Eagles are members of the bird family Accipitridae, and belong to several genera which are not necessarily closely related to each other. Most of the more than 60 species are found in Eurasia and Africa.
Outside this area, just two species (the Bald and Golden Eagles) can be found in the United States and Canada, nine more in Central and South America, and three in Australia.
Eagles differ from many other birds of prey mainly by their larger size, more powerful build, and heavier head and beak. Even the smallest eagles, like the Booted Eagle (which is comparable in size to a Common Buzzard or Red-tailed Hawk), have relatively longer and more evenly broad wings, and more direct, faster flight.
Like all birds of prey, eagles have very large hooked beaks for tearing flesh from their prey, strong muscular legs, and powerful talons
They also have extremely keen eyesight which enables them to spot potential prey from a very long distance.
This keen eyesight is primarily contributed by their extremely large pupils which ensure minimal diffraction (scattering) of the incoming light.
Eagles build their nests, called eyries, in tall trees or on high cliffs. Many species lay two eggs, but the older, larger chick frequently kills its younger sibling once it has hatched.
The dominant chick tends to be the female, as they are bigger than the male. The parents take no action to stop the killing.
The modern English name of the bird is derived from the Latin term aquila by way of the French aigle.
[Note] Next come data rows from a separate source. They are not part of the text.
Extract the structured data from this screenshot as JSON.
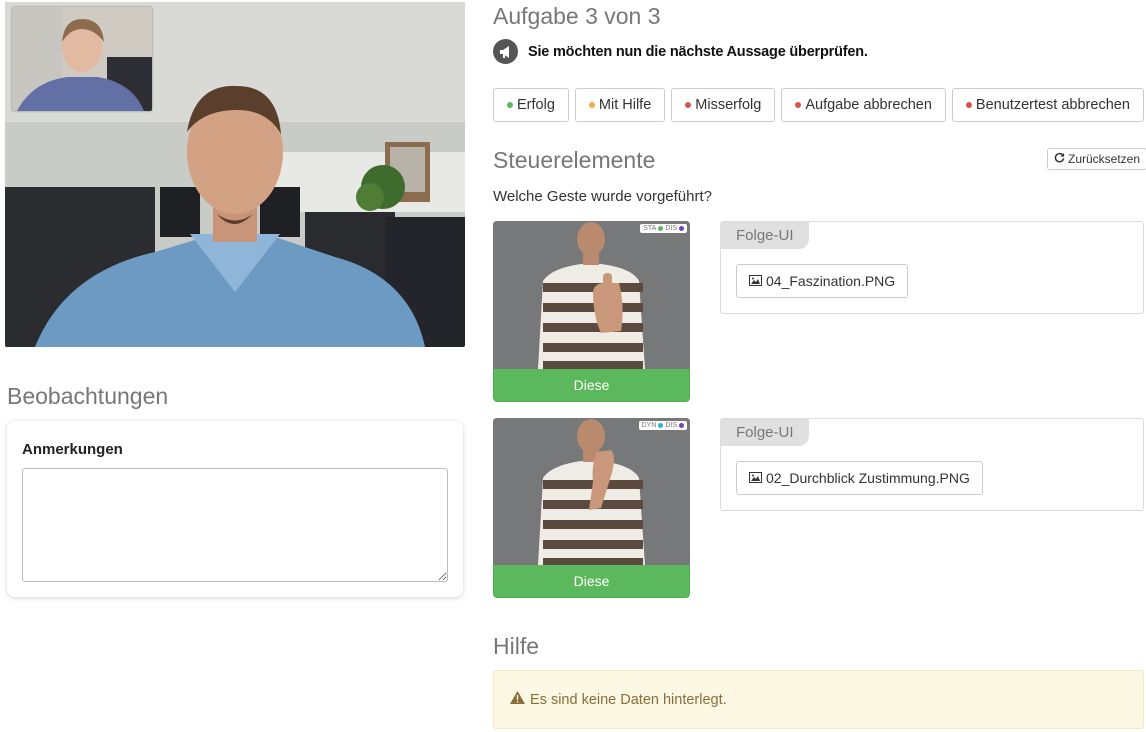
{
  "task": {
    "title": "Aufgabe 3 von 3",
    "hint": "Sie möchten nun die nächste Aussage überprüfen."
  },
  "buttons": [
    {
      "label": "Erfolg",
      "dot_color": "#5cb85c"
    },
    {
      "label": "Mit Hilfe",
      "dot_color": "#f0ad4e"
    },
    {
      "label": "Misserfolg",
      "dot_color": "#d9534f"
    },
    {
      "label": "Aufgabe abbrechen",
      "dot_color": "#d9534f"
    },
    {
      "label": "Benutzertest abbrechen",
      "dot_color": "#d9534f"
    }
  ],
  "observations": {
    "title": "Beobachtungen",
    "notes_label": "Anmerkungen",
    "notes_value": ""
  },
  "controls": {
    "title": "Steuerelemente",
    "reset_label": "Zurücksetzen",
    "question": "Welche Geste wurde vorgeführt?",
    "gestures": [
      {
        "tag1": "STA",
        "tag1_color": "#5cb85c",
        "tag2": "DIS",
        "tag2_color": "#6f42c1",
        "choose_label": "Diese",
        "panel_label": "Folge-UI",
        "file": "04_Faszination.PNG"
      },
      {
        "tag1": "DYN",
        "tag1_color": "#31b0d5",
        "tag2": "DIS",
        "tag2_color": "#6f42c1",
        "choose_label": "Diese",
        "panel_label": "Folge-UI",
        "file": "02_Durchblick Zustimmung.PNG"
      }
    ]
  },
  "help": {
    "title": "Hilfe",
    "message": "Es sind keine Daten hinterlegt."
  },
  "icons": {
    "hint": "megaphone-icon",
    "reset": "refresh-icon",
    "file": "image-icon",
    "alert": "warning-icon"
  }
}
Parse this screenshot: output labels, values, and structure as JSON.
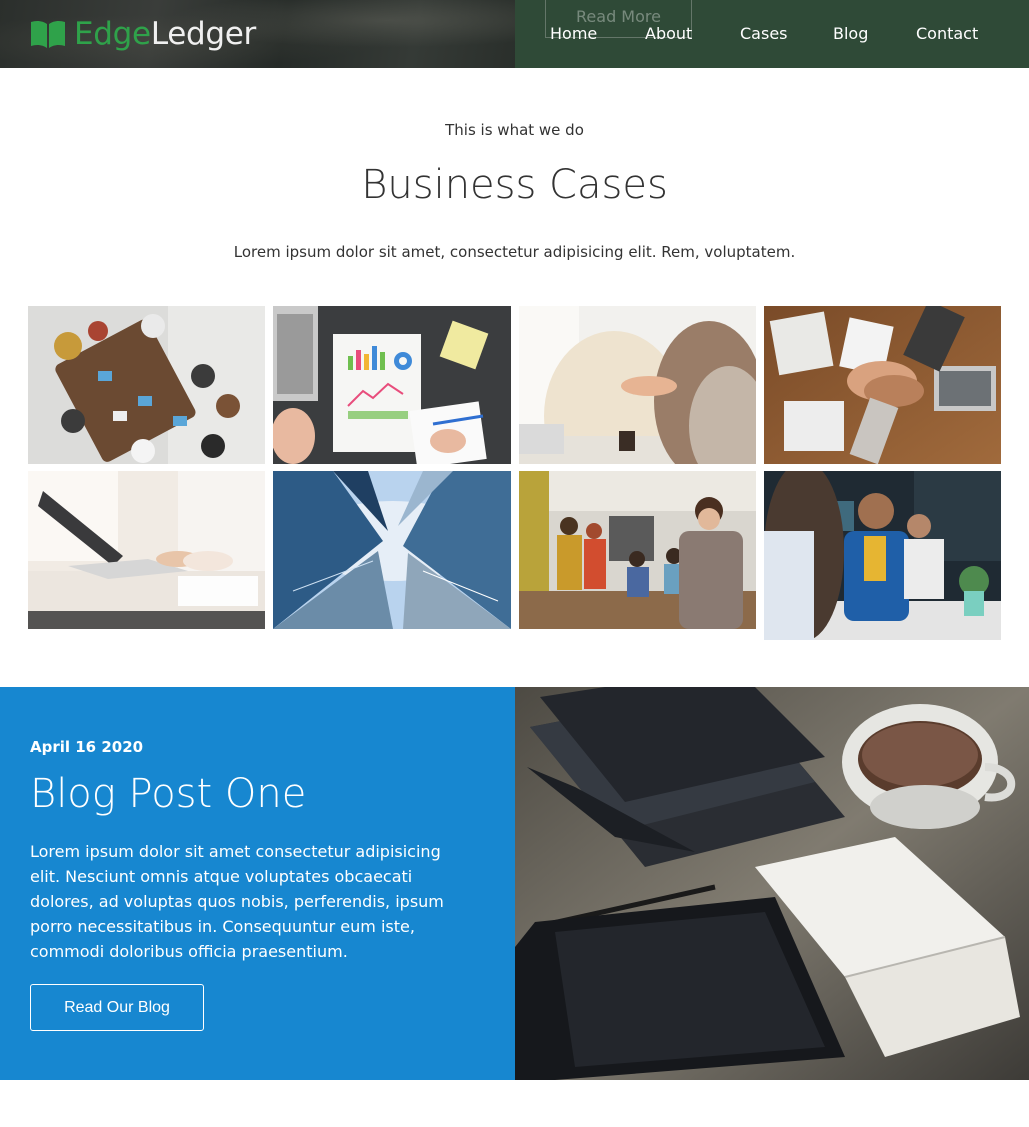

The Latin aquila may derive from the word aquilus, meaning dark-colored, swarthy, or blackish, as a description of the eagle’s plumage; or from aquilo, the Latin version of Greek boreas, or north wind; however, aquilus and aquilo may just as well derive from aquila (or be unrelated) and the latter be of unknown origin.